article and photo used with permission of the Preservation Resource Center
photo by Ian Cockburn
Home of Ben Gauslin
By Gabrielle Begue
THIS MODEST, TWO-BAY shotgun was likely built as a rental house around 1906 by French Quarter travel agent Albert Ducombs, whose residence was one block away at 3230 Dumaine, but the property’s chain of title originates with entrepreneur and philanthropist John McDonogh.
Upon his death in 1850, McDonogh donated his vast real estate holdings to the City of New Orleans, which parceled the land in 1859 and sold it off to various parties, who in turn divided up and sold their parcels as smaller lots.
Due to its long-term use as a rental, this bargeboard single saw numerous interior alterations, yet its simple, sturdy bones were still evident to first-time homeowner, architect and Web developer Ben Gauslin, who purchased the house in 2010.
With spare, neutral furnishings and plenty of negative space, the house spotlights the architecture and feels more spacious that the shotgun’s limited dimensions. Each room features a different wall color, the refreshing blues, pinks, and yellows echoing the traditional Caribbean-influenced hues found throughout the city while also highlighting the spaces’ geometry in a decidedly modern way.
Combining his minimalist modern aesthetic with a respect for traditional building methods, Gauslin stripped out unoriginal elements and gutted the house to its worn, glowing pine floors and bargeboard walls. Gauslin re-covered most of the boards with insulation and plaster but chose to leave one interior wall exposed as a celebration of the house’s humble architectural roots.

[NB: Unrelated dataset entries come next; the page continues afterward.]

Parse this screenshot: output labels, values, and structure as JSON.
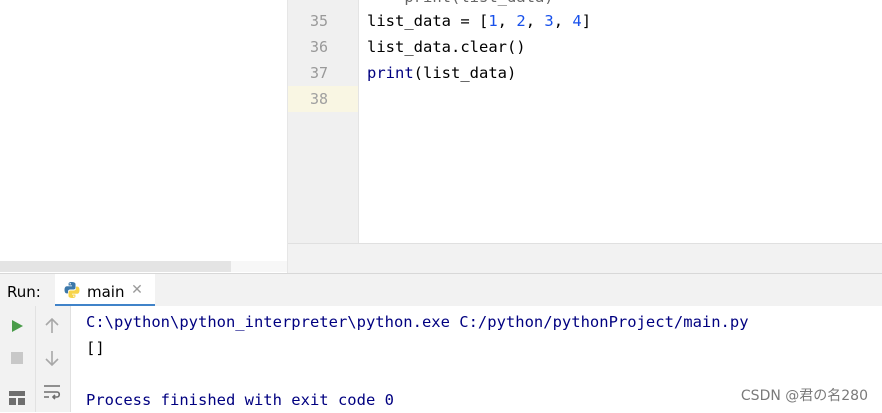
{
  "editor": {
    "partial_top_line": "    print(list_data)",
    "lines": [
      {
        "number": "35",
        "tokens": [
          {
            "t": "list_data = [",
            "c": "plain"
          },
          {
            "t": "1",
            "c": "num"
          },
          {
            "t": ", ",
            "c": "plain"
          },
          {
            "t": "2",
            "c": "num"
          },
          {
            "t": ", ",
            "c": "plain"
          },
          {
            "t": "3",
            "c": "num"
          },
          {
            "t": ", ",
            "c": "plain"
          },
          {
            "t": "4",
            "c": "num"
          },
          {
            "t": "]",
            "c": "plain"
          }
        ]
      },
      {
        "number": "36",
        "tokens": [
          {
            "t": "list_data.clear()",
            "c": "plain"
          }
        ]
      },
      {
        "number": "37",
        "tokens": [
          {
            "t": "print",
            "c": "builtin"
          },
          {
            "t": "(list_data)",
            "c": "plain"
          }
        ]
      },
      {
        "number": "38",
        "tokens": []
      }
    ]
  },
  "run": {
    "label": "Run:",
    "tab_label": "main",
    "tab_icon": "python-icon",
    "close_icon": "close-icon"
  },
  "toolbar": {
    "run_icon": "play-icon",
    "stop_icon": "stop-icon",
    "layout_icon": "layout-icon",
    "up_icon": "arrow-up-icon",
    "down_icon": "arrow-down-icon",
    "wrap_icon": "soft-wrap-icon"
  },
  "console": {
    "command": "C:\\python\\python_interpreter\\python.exe C:/python/pythonProject/main.py",
    "output": "[]",
    "blank": "",
    "exit_message": "Process finished with exit code 0"
  },
  "watermark": "CSDN @君の名280",
  "colors": {
    "accent_tab": "#4083c9",
    "number": "#1750eb",
    "builtin": "#000080",
    "console_text": "#000080",
    "run_green": "#4a9c4a"
  }
}
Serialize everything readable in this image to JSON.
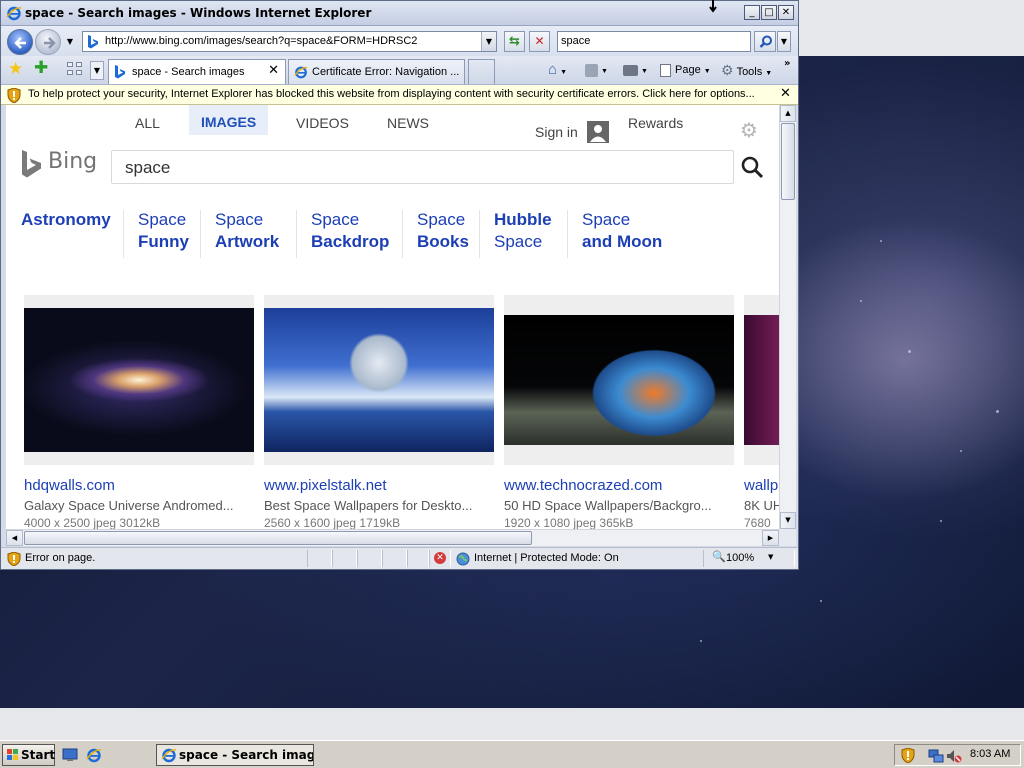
{
  "window": {
    "title": "space - Search images - Windows Internet Explorer",
    "min_label": "_",
    "max_label": "□",
    "close_label": "✕"
  },
  "navbar": {
    "address": "http://www.bing.com/images/search?q=space&FORM=HDRSC2",
    "search_query": "space"
  },
  "tabs": {
    "active_label": "space - Search images",
    "inactive_label": "Certificate Error: Navigation ...",
    "close_label": "✕"
  },
  "command_bar": {
    "page_label": "Page",
    "tools_label": "Tools"
  },
  "infobar": {
    "text": "To help protect your security, Internet Explorer has blocked this website from displaying content with security certificate errors. Click here for options...",
    "close_label": "✕"
  },
  "bing": {
    "nav": [
      "ALL",
      "IMAGES",
      "VIDEOS",
      "NEWS"
    ],
    "signin_label": "Sign in",
    "rewards_label": "Rewards",
    "logo_text": "Bing",
    "search_value": "space",
    "related": [
      {
        "line1": "Astronomy",
        "line2": ""
      },
      {
        "line1": "Space",
        "line2": "Funny"
      },
      {
        "line1": "Space",
        "line2": "Artwork"
      },
      {
        "line1": "Space",
        "line2": "Backdrop"
      },
      {
        "line1": "Space",
        "line2": "Books"
      },
      {
        "line1": "Hubble",
        "line2": "Space"
      },
      {
        "line1": "Space",
        "line2": "and Moon"
      }
    ],
    "results": [
      {
        "domain": "hdqwalls.com",
        "desc": "Galaxy Space Universe Andromed...",
        "meta": "4000 x 2500 jpeg 3012kB"
      },
      {
        "domain": "www.pixelstalk.net",
        "desc": "Best Space Wallpapers for Deskto...",
        "meta": "2560 x 1600 jpeg 1719kB"
      },
      {
        "domain": "www.technocrazed.com",
        "desc": "50 HD Space Wallpapers/Backgro...",
        "meta": "1920 x 1080 jpeg 365kB"
      },
      {
        "domain": "wallp",
        "desc": "8K UH",
        "meta": "7680"
      }
    ]
  },
  "statusbar": {
    "text": "Error on page.",
    "zone": "Internet | Protected Mode: On",
    "zoom": "100%"
  },
  "taskbar": {
    "start_label": "Start",
    "task_label": "space - Search image...",
    "clock": "8:03 AM"
  },
  "colors": {
    "bing_link": "#1c3fb5",
    "bing_nav_active": "#1f4fb8",
    "infobar_bg": "#ffffe1",
    "titlebar": "#c4cee3"
  },
  "icons": [
    "ie-icon",
    "bing-favicon",
    "back-arrow-icon",
    "forward-arrow-icon",
    "refresh-icon",
    "stop-icon",
    "search-icon",
    "favorites-star-icon",
    "add-favorites-icon",
    "quick-tabs-icon",
    "home-icon",
    "feeds-icon",
    "print-icon",
    "page-icon",
    "tools-gear-icon",
    "shield-icon",
    "gear-icon",
    "user-avatar-icon",
    "warning-icon",
    "globe-icon",
    "zoom-icon",
    "windows-logo-icon",
    "clock"
  ]
}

Its dark wood adds warmth and texture to the expansive parlor at the front of the house, which Gauslin created by knocking out an original non-supporting wall that had cut the space into two smaller living and dining areas.
A streamlined, chrome-and-white IKEA kitchen with ample storage space now stretches the length of one wall, offering a study in how to creatively use the challenging, narrow spaces of the shotgun layout.
While most buildings of this type feature a small backyard and side alleys, this house’s unusual off-center placement on the 28-foot-wide lot provides an ample side yard, which Gauslin is currently converting from a cracked concrete driveway to a landscaped patio for grilling, lounging with friends, and playing with his Catahoula-mix dog, Calvin.
Click here to view the original article as printed in the March, 2012 issue of Preservation in Print. Article and photo used with permission of the Preservation Resource Center.
Doesn’t this house sound great? You can see more of this house and many more during the Preservation Resource Center’s Shotgun Tour of Faubourg St. John homes on Saturday, March 31st from 10 a.m. to 4 p.m.
The headquarters for the PRC’s Shotgun Tour of Faubourg St. John will be at the PITOT HOUSE at 1440 Moss Street on Bayou St. John.
The tour is just…
$16 for PRC and Louisiana Landmarks Society members
$20 for non-members
$10 each for groups of 10 or more
All tickets are $25 at the Pitot House on the day of the tour so get your tickets early!
Ticketholders will receive discounts from area businesses including Bayou Beer Garden, Cafe Degas, CC’s Coffee House, Cork & Bottle Wine Shop, Fair Grinds Coffee House, Liuzza’s by the Track, Lux Day Spa, Pal’s Lounge, and Swirl Wine Bar & Market.
For more information call (504) 581-7032 or visit prcno.org
SPONSORS of the PRC Home Tour
Abry Brothers, Inc.
Cork & Bottle Wine Shop
Louisiana Landmarks Society
Parkway Bakery & Tavern
Soprano’s Meat Market
Uptown Insurance Agency
Tour Headquarters: PITOT HOUSE
Built in 1799, the Pitot House is one of the oldest Creole country house buildings in New Orleans. It is traditional stucco-covered, brick-between-post construction with a double hipped roof and wide galleries. The house is named for James Pitot, the first mayor of incorporated New Orleans, who lived here from 1810 -1819.
Now open for tours and special events, the house was restored in 1960 by the Louisiana Landmarks Society, which uses the building as its headquarters.
Shotgun House ticket holders will have the opportunity to visit the historic Pitot House.